Now the sector has its own dedicated VC fund — the first solely committed to CO2 removal technologies — in London-based Counteract.
It’s just reached a first close of £15m on its inaugural fund (targeting £35m in total), in a sign that investors are willing to take the risks, and potential gains of the sector, more seriously.
Counteract, which already has 12 companies in its portfolio, has just one strict criterion companies it invests in need to meet: that they can demonstrate the potential to remove 500m tonnes of CO2 from the atmosphere by 2050.
To put that in context, we’re currently removing around 2bn tonnes of CO2 from the atmosphere each year (in the large part through forests) — and scientists estimate that we’ll need roughly 1,300x more carbon removal than that by 2050.

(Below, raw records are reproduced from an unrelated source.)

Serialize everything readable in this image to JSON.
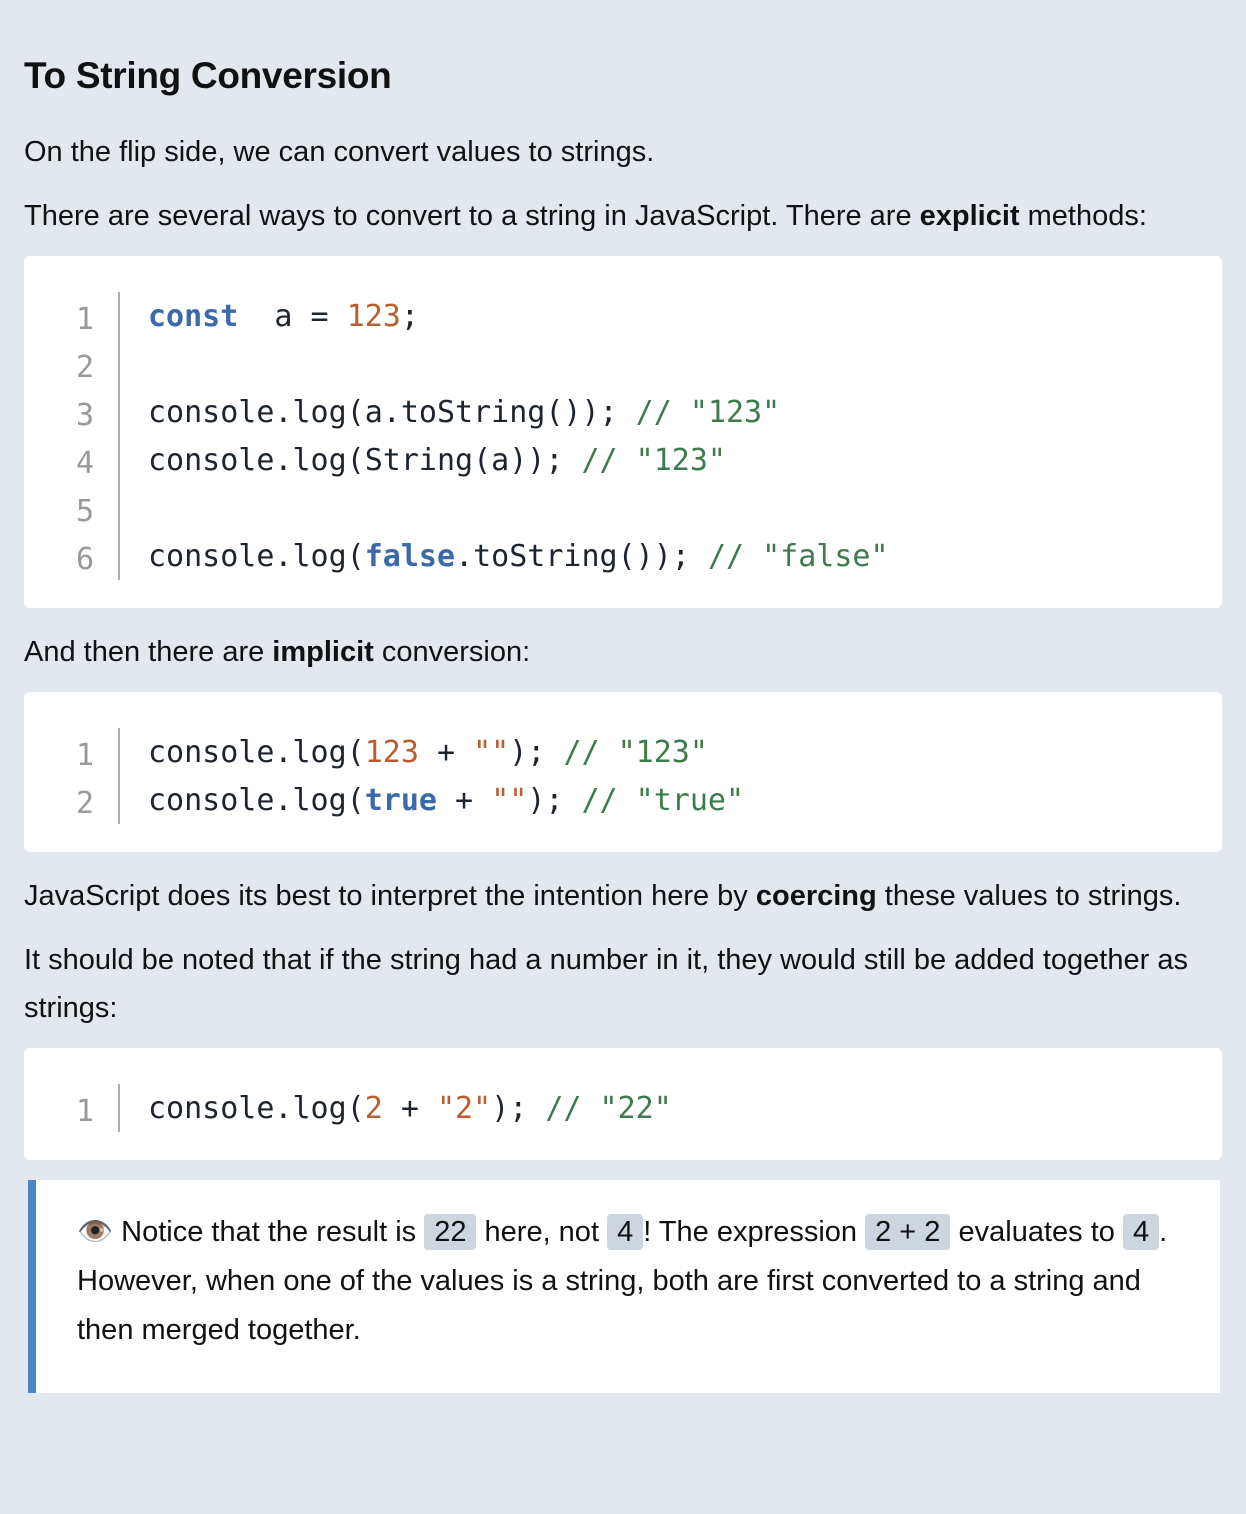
{
  "heading": "To String Conversion",
  "paragraphs": {
    "p1": "On the flip side, we can convert values to strings.",
    "p2_a": "There are several ways to convert to a string in JavaScript. There are ",
    "p2_b": "explicit",
    "p2_c": " methods:",
    "p3_a": "And then there are ",
    "p3_b": "implicit",
    "p3_c": " conversion:",
    "p4_a": "JavaScript does its best to interpret the intention here by ",
    "p4_b": "coercing",
    "p4_c": " these values to strings.",
    "p5": "It should be noted that if the string had a number in it, they would still be added together as strings:"
  },
  "code_blocks": [
    {
      "lines": [
        [
          [
            "kw",
            "const"
          ],
          [
            "",
            "  a = "
          ],
          [
            "num",
            "123"
          ],
          [
            "",
            ";"
          ]
        ],
        [],
        [
          [
            "",
            "console.log(a.toString()); "
          ],
          [
            "com",
            "// \"123\""
          ]
        ],
        [
          [
            "",
            "console.log(String(a)); "
          ],
          [
            "com",
            "// \"123\""
          ]
        ],
        [],
        [
          [
            "",
            "console.log("
          ],
          [
            "kw",
            "false"
          ],
          [
            "",
            ".toString()); "
          ],
          [
            "com",
            "// \"false\""
          ]
        ]
      ]
    },
    {
      "lines": [
        [
          [
            "",
            "console.log("
          ],
          [
            "num",
            "123"
          ],
          [
            "",
            " + "
          ],
          [
            "str",
            "\"\""
          ],
          [
            "",
            "); "
          ],
          [
            "com",
            "// \"123\""
          ]
        ],
        [
          [
            "",
            "console.log("
          ],
          [
            "kw",
            "true"
          ],
          [
            "",
            " + "
          ],
          [
            "str",
            "\"\""
          ],
          [
            "",
            "); "
          ],
          [
            "com",
            "// \"true\""
          ]
        ]
      ]
    },
    {
      "lines": [
        [
          [
            "",
            "console.log("
          ],
          [
            "num",
            "2"
          ],
          [
            "",
            " + "
          ],
          [
            "str",
            "\"2\""
          ],
          [
            "",
            "); "
          ],
          [
            "com",
            "// \"22\""
          ]
        ]
      ]
    }
  ],
  "callout": {
    "icon": "eye-icon",
    "t1": " Notice that the result is ",
    "c1": "22",
    "t2": " here, not ",
    "c2": "4",
    "t3": "! The expression ",
    "c3": "2 + 2",
    "t4": " evaluates to ",
    "c4": "4",
    "t5": ". However, when one of the values is a string, both are first converted to a string and then merged together."
  },
  "colors": {
    "keyword": "#3a6aa8",
    "number": "#b95d2c",
    "comment": "#3e7b4c",
    "callout_border": "#4a86c8"
  }
}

A specialist fund within a specialism
There’s been a flurry of new climate VC funds launched in the last six months, including a €160m fund from Planet A just last week, but few have such a specific focus as Counteract.
“It might sound like we have a very narrow investment focus because we only invest in carbon removal within climate investing; so we're a specialist fund within a specialism,” says Andrew Shebbeare, managing partner at Counteract.
“But at the same time, we're also broad in that we invest in all carbon removal pathways.”
Counteract will invest in any form of carbon dioxide removal — from nature-based solutions like forestry and regenerative agriculture to heavily engineered solutions like direct air capture, and those in between like biomass (where organic matter is used to remove CO2 and then stored underground).
“If we didn't accept any uncertainty, we would do nothing”
Judging whether different solutions will be able to meet Counteract’s criteria is difficult, says Shebbeare — each solution has its own problems to overcome.
“We have to accept that there is a lot of uncertainty, but if we didn't accept any uncertainty, we would do nothing,” he says.
There are questions about the scalability of tech and things like the biomass supply chain. There are also questions about the market scale of the outputs produced through carbon removal solutions.
Counteract invested in a company that produces nickel as a byproduct of its CO2 removal process, for example — in that case, there are questions around the scalability of the nickel market.
Counteract invests in companies working on both credit models (where they sell carbon credits equivalent to a tonne of CO2 removed from the atmosphere) as well as business models like the nickel startup.
Looking outside of Europe and the US
Counteract also looks for solutions with “co-benefits” — things like cement generated from recycled CO2, a solution which both permanently sequesters carbon and helps decarbonise the cement sector.
The fund will invest globally — and the team are particularly keen to hear from founders working outside of Europe and the US.
“The startup ecosystem has a part to play in trying to foster early-stage growth in the global south — and there are natural reasons why it’s a better opportunity for carbon removal,” says Shebbeare.
The Rift Valley in Kenya, for example, is a volcanic belt, meaning it has access to geothermal energy — that makes it ideal for direct air capture, says Caitlin Wale, a principal at Counteract, because the tech needs clean energy to run.
For now, despite the questions left for the carbon removal industry to answer, there’s a lot of momentum and interest — and Counteract says it will be announcing more deals soon.